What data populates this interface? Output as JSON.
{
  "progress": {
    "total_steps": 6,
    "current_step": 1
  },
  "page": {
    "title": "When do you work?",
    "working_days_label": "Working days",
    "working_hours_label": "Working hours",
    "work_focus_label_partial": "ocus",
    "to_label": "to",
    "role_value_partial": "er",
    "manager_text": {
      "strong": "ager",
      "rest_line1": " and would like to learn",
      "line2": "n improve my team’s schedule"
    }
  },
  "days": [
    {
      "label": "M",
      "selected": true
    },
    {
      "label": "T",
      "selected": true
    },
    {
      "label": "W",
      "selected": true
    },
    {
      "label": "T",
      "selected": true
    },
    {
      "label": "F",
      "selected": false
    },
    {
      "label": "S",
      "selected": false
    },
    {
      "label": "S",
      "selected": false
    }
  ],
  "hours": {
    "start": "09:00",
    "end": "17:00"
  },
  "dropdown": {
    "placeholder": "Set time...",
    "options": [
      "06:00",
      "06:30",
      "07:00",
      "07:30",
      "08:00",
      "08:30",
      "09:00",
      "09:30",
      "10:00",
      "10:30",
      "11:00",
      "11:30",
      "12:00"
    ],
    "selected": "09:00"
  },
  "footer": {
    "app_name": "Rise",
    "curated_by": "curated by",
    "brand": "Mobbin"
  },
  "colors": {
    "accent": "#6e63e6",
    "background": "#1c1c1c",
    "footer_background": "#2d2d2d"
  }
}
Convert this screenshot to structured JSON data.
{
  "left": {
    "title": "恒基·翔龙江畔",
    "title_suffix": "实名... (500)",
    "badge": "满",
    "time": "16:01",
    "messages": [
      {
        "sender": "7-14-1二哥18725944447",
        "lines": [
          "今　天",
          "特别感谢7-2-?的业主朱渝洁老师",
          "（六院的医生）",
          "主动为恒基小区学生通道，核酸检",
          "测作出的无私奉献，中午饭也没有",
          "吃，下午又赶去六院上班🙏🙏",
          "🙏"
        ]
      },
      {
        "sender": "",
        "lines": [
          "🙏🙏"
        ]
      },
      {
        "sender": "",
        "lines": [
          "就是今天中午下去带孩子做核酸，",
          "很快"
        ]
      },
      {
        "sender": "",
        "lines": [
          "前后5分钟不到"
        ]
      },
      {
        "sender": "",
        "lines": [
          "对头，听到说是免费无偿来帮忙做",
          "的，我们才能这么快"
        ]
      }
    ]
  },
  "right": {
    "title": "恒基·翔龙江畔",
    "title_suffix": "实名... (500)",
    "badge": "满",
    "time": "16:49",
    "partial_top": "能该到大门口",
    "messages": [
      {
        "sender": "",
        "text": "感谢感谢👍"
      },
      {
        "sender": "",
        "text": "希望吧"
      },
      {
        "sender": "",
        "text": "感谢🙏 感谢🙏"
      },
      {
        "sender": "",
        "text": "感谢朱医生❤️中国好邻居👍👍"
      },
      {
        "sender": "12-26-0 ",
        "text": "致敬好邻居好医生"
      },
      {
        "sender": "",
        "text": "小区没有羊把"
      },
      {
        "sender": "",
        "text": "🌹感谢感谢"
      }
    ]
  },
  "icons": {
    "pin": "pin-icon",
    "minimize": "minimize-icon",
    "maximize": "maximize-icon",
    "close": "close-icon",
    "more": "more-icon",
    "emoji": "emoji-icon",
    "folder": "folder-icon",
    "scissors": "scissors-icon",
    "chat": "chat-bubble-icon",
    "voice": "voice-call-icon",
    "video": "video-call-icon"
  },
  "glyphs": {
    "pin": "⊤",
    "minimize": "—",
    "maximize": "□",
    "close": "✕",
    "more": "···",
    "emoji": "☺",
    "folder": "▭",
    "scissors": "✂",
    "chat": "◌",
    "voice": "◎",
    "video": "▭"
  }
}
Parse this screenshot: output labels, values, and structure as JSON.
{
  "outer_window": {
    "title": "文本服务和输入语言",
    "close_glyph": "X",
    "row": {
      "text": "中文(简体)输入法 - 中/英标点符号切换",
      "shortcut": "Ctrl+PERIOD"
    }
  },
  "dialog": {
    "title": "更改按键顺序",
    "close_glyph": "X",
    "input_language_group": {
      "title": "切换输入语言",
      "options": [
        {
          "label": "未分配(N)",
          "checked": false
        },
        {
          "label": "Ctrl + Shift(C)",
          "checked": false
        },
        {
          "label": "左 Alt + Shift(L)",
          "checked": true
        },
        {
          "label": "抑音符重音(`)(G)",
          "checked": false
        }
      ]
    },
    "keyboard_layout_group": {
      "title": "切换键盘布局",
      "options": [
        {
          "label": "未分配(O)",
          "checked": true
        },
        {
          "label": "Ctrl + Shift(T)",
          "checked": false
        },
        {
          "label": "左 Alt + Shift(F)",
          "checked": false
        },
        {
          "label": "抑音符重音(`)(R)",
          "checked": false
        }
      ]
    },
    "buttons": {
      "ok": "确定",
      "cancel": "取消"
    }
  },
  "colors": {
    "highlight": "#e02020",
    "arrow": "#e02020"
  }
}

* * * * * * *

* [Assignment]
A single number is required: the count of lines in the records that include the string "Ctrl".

* [Output for this exercise]
3